-- WORK INSTRUCTIONS --
Your answer must match the material exactly, line for line.

-----

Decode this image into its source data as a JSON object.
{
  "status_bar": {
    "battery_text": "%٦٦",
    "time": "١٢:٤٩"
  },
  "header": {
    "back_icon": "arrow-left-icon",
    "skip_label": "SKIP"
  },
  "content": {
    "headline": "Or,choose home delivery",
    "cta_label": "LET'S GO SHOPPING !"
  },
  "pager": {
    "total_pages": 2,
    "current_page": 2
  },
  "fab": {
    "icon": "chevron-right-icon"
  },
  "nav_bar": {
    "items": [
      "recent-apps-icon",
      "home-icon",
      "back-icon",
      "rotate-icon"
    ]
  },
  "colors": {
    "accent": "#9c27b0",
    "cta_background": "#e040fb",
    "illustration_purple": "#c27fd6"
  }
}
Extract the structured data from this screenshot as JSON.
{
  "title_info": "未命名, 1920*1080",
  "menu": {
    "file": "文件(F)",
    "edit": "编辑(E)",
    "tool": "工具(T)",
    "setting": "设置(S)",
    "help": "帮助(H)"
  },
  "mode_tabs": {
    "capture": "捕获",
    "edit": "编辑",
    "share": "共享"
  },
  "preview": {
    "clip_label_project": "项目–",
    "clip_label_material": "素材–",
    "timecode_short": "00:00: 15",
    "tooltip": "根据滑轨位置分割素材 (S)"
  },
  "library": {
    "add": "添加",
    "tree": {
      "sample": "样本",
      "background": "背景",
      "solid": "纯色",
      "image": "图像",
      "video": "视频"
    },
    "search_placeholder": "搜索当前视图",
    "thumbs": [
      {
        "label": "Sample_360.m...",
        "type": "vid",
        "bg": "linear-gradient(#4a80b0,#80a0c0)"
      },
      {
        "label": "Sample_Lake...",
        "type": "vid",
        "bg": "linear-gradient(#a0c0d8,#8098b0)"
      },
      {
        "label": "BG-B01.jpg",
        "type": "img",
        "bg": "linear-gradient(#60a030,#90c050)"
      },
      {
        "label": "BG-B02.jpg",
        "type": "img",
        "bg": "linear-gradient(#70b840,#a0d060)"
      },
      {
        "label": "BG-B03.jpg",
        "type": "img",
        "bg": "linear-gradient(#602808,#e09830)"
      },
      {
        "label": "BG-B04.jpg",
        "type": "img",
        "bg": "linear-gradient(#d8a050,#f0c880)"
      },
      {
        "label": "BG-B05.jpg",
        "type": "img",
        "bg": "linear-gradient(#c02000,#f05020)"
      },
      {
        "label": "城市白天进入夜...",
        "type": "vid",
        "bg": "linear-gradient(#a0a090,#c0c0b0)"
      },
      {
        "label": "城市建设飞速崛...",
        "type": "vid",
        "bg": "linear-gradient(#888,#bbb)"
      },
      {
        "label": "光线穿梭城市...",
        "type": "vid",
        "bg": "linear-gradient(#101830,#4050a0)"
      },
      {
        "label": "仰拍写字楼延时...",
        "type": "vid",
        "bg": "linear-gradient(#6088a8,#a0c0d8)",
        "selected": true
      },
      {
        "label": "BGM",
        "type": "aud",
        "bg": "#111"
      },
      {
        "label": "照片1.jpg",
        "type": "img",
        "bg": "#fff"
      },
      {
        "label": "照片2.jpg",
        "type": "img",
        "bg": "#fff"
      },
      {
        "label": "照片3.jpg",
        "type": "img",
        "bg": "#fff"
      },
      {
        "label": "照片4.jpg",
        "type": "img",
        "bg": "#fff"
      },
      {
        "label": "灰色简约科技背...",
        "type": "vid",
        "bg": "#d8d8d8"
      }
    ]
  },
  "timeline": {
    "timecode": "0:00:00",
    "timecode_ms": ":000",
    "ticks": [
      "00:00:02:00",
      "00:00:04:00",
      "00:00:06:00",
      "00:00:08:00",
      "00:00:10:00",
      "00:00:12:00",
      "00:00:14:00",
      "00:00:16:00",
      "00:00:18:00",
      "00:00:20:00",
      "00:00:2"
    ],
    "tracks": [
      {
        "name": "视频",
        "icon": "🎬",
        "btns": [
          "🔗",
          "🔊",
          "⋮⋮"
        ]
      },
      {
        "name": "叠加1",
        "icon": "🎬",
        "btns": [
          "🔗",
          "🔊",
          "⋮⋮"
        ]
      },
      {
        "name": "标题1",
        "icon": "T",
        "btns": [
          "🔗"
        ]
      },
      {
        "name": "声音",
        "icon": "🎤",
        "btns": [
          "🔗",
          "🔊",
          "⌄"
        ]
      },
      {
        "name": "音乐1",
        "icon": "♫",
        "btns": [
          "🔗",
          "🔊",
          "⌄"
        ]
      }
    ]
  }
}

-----

-- TASK OUTPUT --
Decode this image into its source data as a JSON object.
{
  "status_bar": {
    "battery_text": "%٦٦",
    "time": "١٢:٤٩"
  },
  "header": {
    "back_icon": "arrow-left-icon",
    "skip_label": "SKIP"
  },
  "content": {
    "headline": "Or,choose home delivery",
    "cta_label": "LET'S GO SHOPPING !"
  },
  "pager": {
    "total_pages": 2,
    "current_page": 2
  },
  "fab": {
    "icon": "chevron-right-icon"
  },
  "nav_bar": {
    "items": [
      "recent-apps-icon",
      "home-icon",
      "back-icon",
      "rotate-icon"
    ]
  },
  "colors": {
    "accent": "#9c27b0",
    "cta_background": "#e040fb",
    "illustration_purple": "#c27fd6"
  }
}
Extract the structured data from this screenshot as JSON.
{
  "title_info": "未命名, 1920*1080",
  "menu": {
    "file": "文件(F)",
    "edit": "编辑(E)",
    "tool": "工具(T)",
    "setting": "设置(S)",
    "help": "帮助(H)"
  },
  "mode_tabs": {
    "capture": "捕获",
    "edit": "编辑",
    "share": "共享"
  },
  "preview": {
    "clip_label_project": "项目–",
    "clip_label_material": "素材–",
    "timecode_short": "00:00: 15",
    "tooltip": "根据滑轨位置分割素材 (S)"
  },
  "library": {
    "add": "添加",
    "tree": {
      "sample": "样本",
      "background": "背景",
      "solid": "纯色",
      "image": "图像",
      "video": "视频"
    },
    "search_placeholder": "搜索当前视图",
    "thumbs": [
      {
        "label": "Sample_360.m...",
        "type": "vid",
        "bg": "linear-gradient(#4a80b0,#80a0c0)"
      },
      {
        "label": "Sample_Lake...",
        "type": "vid",
        "bg": "linear-gradient(#a0c0d8,#8098b0)"
      },
      {
        "label": "BG-B01.jpg",
        "type": "img",
        "bg": "linear-gradient(#60a030,#90c050)"
      },
      {
        "label": "BG-B02.jpg",
        "type": "img",
        "bg": "linear-gradient(#70b840,#a0d060)"
      },
      {
        "label": "BG-B03.jpg",
        "type": "img",
        "bg": "linear-gradient(#602808,#e09830)"
      },
      {
        "label": "BG-B04.jpg",
        "type": "img",
        "bg": "linear-gradient(#d8a050,#f0c880)"
      },
      {
        "label": "BG-B05.jpg",
        "type": "img",
        "bg": "linear-gradient(#c02000,#f05020)"
      },
      {
        "label": "城市白天进入夜...",
        "type": "vid",
        "bg": "linear-gradient(#a0a090,#c0c0b0)"
      },
      {
        "label": "城市建设飞速崛...",
        "type": "vid",
        "bg": "linear-gradient(#888,#bbb)"
      },
      {
        "label": "光线穿梭城市...",
        "type": "vid",
        "bg": "linear-gradient(#101830,#4050a0)"
      },
      {
        "label": "仰拍写字楼延时...",
        "type": "vid",
        "bg": "linear-gradient(#6088a8,#a0c0d8)",
        "selected": true
      },
      {
        "label": "BGM",
        "type": "aud",
        "bg": "#111"
      },
      {
        "label": "照片1.jpg",
        "type": "img",
        "bg": "#fff"
      },
      {
        "label": "照片2.jpg",
        "type": "img",
        "bg": "#fff"
      },
      {
        "label": "照片3.jpg",
        "type": "img",
        "bg": "#fff"
      },
      {
        "label": "照片4.jpg",
        "type": "img",
        "bg": "#fff"
      },
      {
        "label": "灰色简约科技背...",
        "type": "vid",
        "bg": "#d8d8d8"
      }
    ]
  },
  "timeline": {
    "timecode": "0:00:00",
    "timecode_ms": ":000",
    "ticks": [
      "00:00:02:00",
      "00:00:04:00",
      "00:00:06:00",
      "00:00:08:00",
      "00:00:10:00",
      "00:00:12:00",
      "00:00:14:00",
      "00:00:16:00",
      "00:00:18:00",
      "00:00:20:00",
      "00:00:2"
    ],
    "tracks": [
      {
        "name": "视频",
        "icon": "🎬",
        "btns": [
          "🔗",
          "🔊",
          "⋮⋮"
        ]
      },
      {
        "name": "叠加1",
        "icon": "🎬",
        "btns": [
          "🔗",
          "🔊",
          "⋮⋮"
        ]
      },
      {
        "name": "标题1",
        "icon": "T",
        "btns": [
          "🔗"
        ]
      },
      {
        "name": "声音",
        "icon": "🎤",
        "btns": [
          "🔗",
          "🔊",
          "⌄"
        ]
      },
      {
        "name": "音乐1",
        "icon": "♫",
        "btns": [
          "🔗",
          "🔊",
          "⌄"
        ]
      }
    ]
  }
}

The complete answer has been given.